DEAR JEANNE & LEONARD: Our friend “Robin” has undergone a series of minor surgical procedures over the past three years, procedures to treat a condition that is serious but not life-threatening. Every time she goes in for one, my wife and I send her a “get well” gift, something that generally costs about $75. We’re wondering, though, whether at this point our friend should be asking us to stop giving her presents. I don’t want to seem petty, but to me, after the first two or three gifts — and we’ve given her six — a more considerate person would have said, “Thanks, but from now on, your good wishes are all I want.” For what it’s worth, recovering from the procedure takes about a day, during which time she’s at home, not lying in a hospital or anything.

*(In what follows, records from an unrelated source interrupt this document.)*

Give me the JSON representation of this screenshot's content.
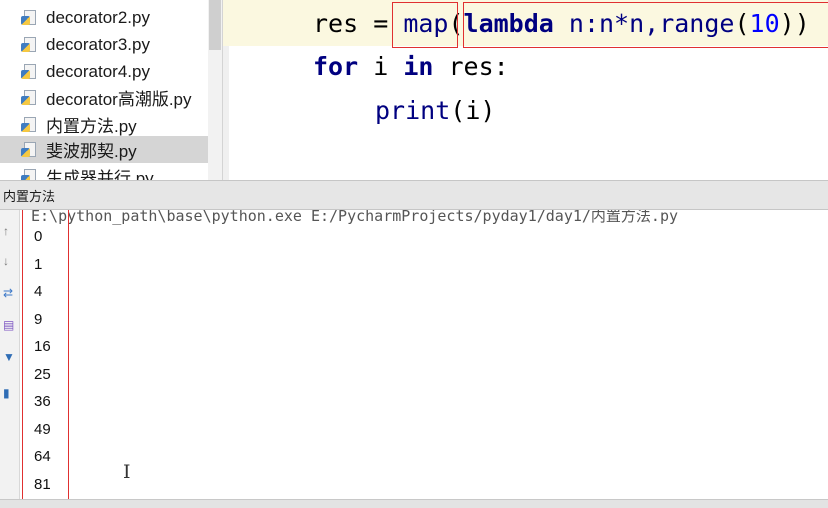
{
  "tree": {
    "items": [
      {
        "label": "decorator2.py"
      },
      {
        "label": "decorator3.py"
      },
      {
        "label": "decorator4.py"
      },
      {
        "label": "decorator高潮版.py"
      },
      {
        "label": "内置方法.py"
      },
      {
        "label": "斐波那契.py"
      },
      {
        "label": "生成器并行.py"
      }
    ],
    "selected_index": 5
  },
  "editor": {
    "line1": {
      "var": "res",
      "eq": " = ",
      "map": "map",
      "paren_open": "(",
      "lambda": "lambda",
      "lambda_body": " n:n*n,",
      "range": "range",
      "range_open": "(",
      "range_arg": "10",
      "range_close": "))"
    },
    "line2": {
      "kw_for": "for",
      "i": " i ",
      "kw_in": "in",
      "rest": " res:"
    },
    "line3": {
      "print": "print",
      "args": "(i)"
    }
  },
  "run": {
    "title": "内置方法",
    "command": "E:\\python_path\\base\\python.exe E:/PycharmProjects/pyday1/day1/内置方法.py",
    "output": [
      "0",
      "1",
      "4",
      "9",
      "16",
      "25",
      "36",
      "49",
      "64",
      "81"
    ]
  },
  "icons": {
    "file": "python-file-icon",
    "toolbar": [
      "up-arrow-icon",
      "down-arrow-icon",
      "rerun-icon",
      "filter-icon",
      "pin-icon",
      "trash-icon"
    ]
  },
  "colors": {
    "annotation": "#e03030",
    "keyword": "#000080",
    "number": "#0000ff",
    "caret_line": "#fbf8e0"
  }
}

— Robin’s Friends
DEAR FRIENDS: You may be petty, but you’re not wrong to think that Robin should have called a halt to the gift- giving once these minor procedures became a routine part of her life. She
should have. But she’s probably had other things on her mind — like her health. In any case, you don’t need her permission to skip the presents. And as long as you continue to express your concern and good wishes, your friend shouldn’t be troubled by the absence of a present. DEAR JEANNE &
LEONARD: My husband and I had a bitter divorce. Among other things, he was a substance abuser and a financial train wreck. Still, after the divorce and even after he died, I made sure our daughter, “Kelsey,” stayed in touch with his mother. To my surprise, when this woman died, my now-adult daughter received nothing. (So you know, each of my ex’s siblings inherited over $1 million from their mother.) I’m reconciled to the fact that Kelsey’s grandmother left nothing to her. But shouldn’t my ex’s siblings — my daughter’s aunts and uncles — have given her something? Kelsey is, after all, blood. Plus, they received a lot of money from their mother and are well aware of how little their brother ever did for Kelsey. Even his unpaid child support would have been greatly appreciated. — Kelly
DEAR KELLY: We understand why you’re disappointed, and we sympathize. But if there’s a villain here, it’s your former mother-in-law. Kelsey is her son’s daughter and was his responsibility. Assuming that she hadn’t already helped you and Kelsey financially, this wealthy woman might at least have acknowledged her son’s failures as a parent by leaving his daughter something. No doubt he’d been nothing but trouble for her, but that, after all, wasn’t Kelsey’s fault.
As for your ex-husband’s siblings: It would have been nice for them to have shared with your daughter. But it’s a stretch to say they should have made up for their mother’s failure to make up for their brother’s failings. We’re sorry for Kelsey that their hearts aren’t bigger, but we expect they took their cue from their mother. She left nothing to her granddaughter, and they’re treating that not as an oversight but a decision.